Problem to work on: Across all the entries, how many lines hold "where"? Answer with that number and nothing else.

Collection entries
· · · ·

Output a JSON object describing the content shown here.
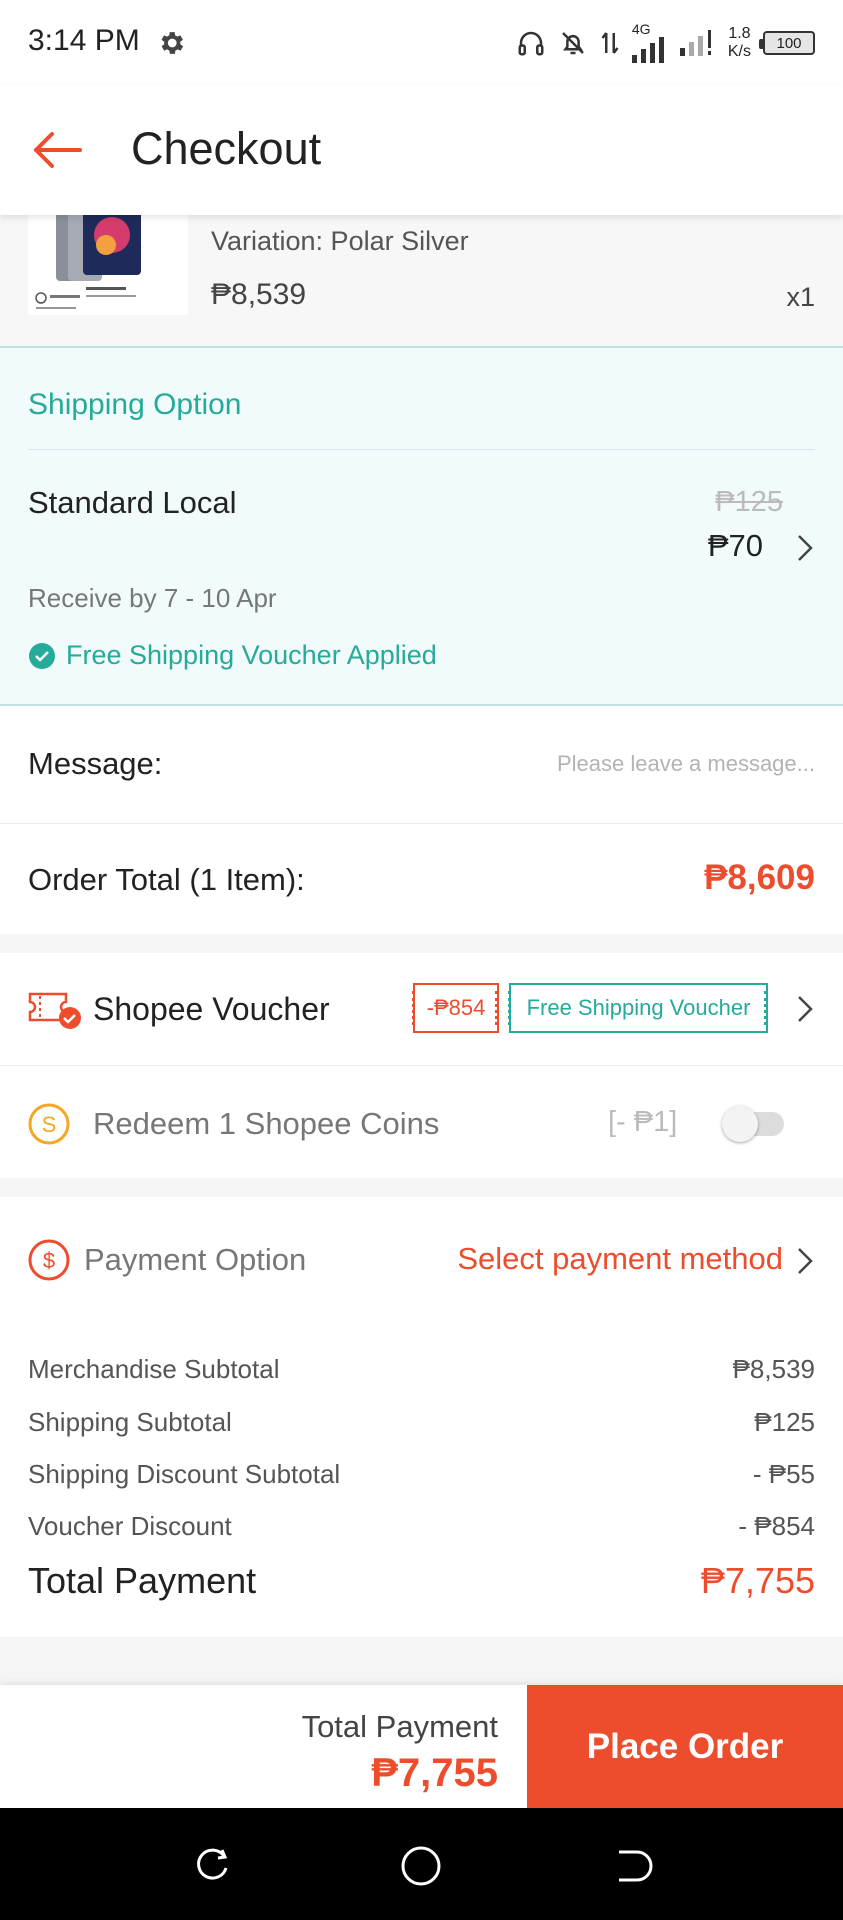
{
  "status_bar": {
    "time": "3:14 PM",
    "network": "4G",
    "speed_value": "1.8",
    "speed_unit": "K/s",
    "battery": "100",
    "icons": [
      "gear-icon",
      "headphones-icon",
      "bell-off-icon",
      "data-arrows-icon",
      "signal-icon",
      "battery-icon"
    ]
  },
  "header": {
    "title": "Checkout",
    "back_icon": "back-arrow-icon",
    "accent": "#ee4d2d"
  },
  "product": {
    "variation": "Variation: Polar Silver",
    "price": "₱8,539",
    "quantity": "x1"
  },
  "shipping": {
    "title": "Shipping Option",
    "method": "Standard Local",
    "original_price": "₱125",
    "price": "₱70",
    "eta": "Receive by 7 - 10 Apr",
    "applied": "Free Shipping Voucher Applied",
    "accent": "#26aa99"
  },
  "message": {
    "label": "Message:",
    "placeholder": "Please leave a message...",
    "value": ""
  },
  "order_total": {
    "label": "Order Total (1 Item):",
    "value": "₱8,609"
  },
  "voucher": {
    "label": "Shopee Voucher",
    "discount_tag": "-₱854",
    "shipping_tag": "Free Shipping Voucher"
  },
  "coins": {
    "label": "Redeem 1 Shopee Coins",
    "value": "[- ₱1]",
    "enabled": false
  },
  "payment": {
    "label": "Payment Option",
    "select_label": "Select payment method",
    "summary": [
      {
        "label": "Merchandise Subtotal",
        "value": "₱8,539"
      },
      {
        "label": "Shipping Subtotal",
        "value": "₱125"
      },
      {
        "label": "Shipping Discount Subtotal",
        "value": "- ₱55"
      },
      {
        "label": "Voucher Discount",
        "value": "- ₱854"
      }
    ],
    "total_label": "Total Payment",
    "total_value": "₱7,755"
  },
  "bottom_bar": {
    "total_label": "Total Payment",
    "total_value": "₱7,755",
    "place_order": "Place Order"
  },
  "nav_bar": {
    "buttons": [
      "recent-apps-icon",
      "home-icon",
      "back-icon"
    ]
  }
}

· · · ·

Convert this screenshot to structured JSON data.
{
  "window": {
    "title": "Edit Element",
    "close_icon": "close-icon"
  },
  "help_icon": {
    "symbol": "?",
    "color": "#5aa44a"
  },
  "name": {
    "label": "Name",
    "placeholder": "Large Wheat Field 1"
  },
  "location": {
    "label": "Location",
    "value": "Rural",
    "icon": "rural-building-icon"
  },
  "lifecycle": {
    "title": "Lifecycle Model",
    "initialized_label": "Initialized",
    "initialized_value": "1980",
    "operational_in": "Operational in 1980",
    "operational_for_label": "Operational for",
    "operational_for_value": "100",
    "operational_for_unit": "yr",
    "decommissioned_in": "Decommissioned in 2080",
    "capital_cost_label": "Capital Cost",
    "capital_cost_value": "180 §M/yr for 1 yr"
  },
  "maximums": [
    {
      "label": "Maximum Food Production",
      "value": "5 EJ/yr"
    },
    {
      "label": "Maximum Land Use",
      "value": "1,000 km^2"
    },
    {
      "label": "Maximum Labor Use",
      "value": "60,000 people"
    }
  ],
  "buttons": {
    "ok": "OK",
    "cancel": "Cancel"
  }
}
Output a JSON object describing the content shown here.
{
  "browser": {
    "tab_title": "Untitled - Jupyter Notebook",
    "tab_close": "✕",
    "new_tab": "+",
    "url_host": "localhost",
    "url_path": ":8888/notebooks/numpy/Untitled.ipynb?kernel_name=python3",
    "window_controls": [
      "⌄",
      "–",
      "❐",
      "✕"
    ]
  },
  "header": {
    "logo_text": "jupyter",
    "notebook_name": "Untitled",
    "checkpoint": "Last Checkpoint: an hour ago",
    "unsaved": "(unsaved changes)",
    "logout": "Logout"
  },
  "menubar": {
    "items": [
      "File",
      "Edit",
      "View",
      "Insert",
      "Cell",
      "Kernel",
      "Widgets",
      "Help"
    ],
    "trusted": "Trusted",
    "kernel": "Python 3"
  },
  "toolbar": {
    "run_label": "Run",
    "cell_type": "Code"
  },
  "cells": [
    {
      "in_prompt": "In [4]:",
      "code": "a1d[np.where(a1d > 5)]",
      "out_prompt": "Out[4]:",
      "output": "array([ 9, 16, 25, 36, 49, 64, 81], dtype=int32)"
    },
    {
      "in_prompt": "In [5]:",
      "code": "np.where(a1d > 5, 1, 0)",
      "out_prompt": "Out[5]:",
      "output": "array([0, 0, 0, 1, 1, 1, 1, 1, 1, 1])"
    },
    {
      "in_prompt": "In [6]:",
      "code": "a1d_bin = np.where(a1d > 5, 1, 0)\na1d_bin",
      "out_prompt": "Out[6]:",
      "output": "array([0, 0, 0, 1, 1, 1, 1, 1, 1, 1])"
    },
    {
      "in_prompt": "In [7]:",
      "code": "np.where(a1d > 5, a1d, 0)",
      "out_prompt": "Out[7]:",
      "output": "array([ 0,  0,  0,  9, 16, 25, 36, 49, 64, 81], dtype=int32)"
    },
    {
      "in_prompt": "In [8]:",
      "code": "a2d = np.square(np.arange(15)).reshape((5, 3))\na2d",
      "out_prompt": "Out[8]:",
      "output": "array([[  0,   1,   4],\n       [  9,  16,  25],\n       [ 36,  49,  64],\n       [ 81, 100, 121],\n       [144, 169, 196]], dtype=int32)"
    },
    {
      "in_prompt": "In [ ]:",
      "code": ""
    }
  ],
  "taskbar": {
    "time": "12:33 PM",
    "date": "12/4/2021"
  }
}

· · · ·

Final answer: 4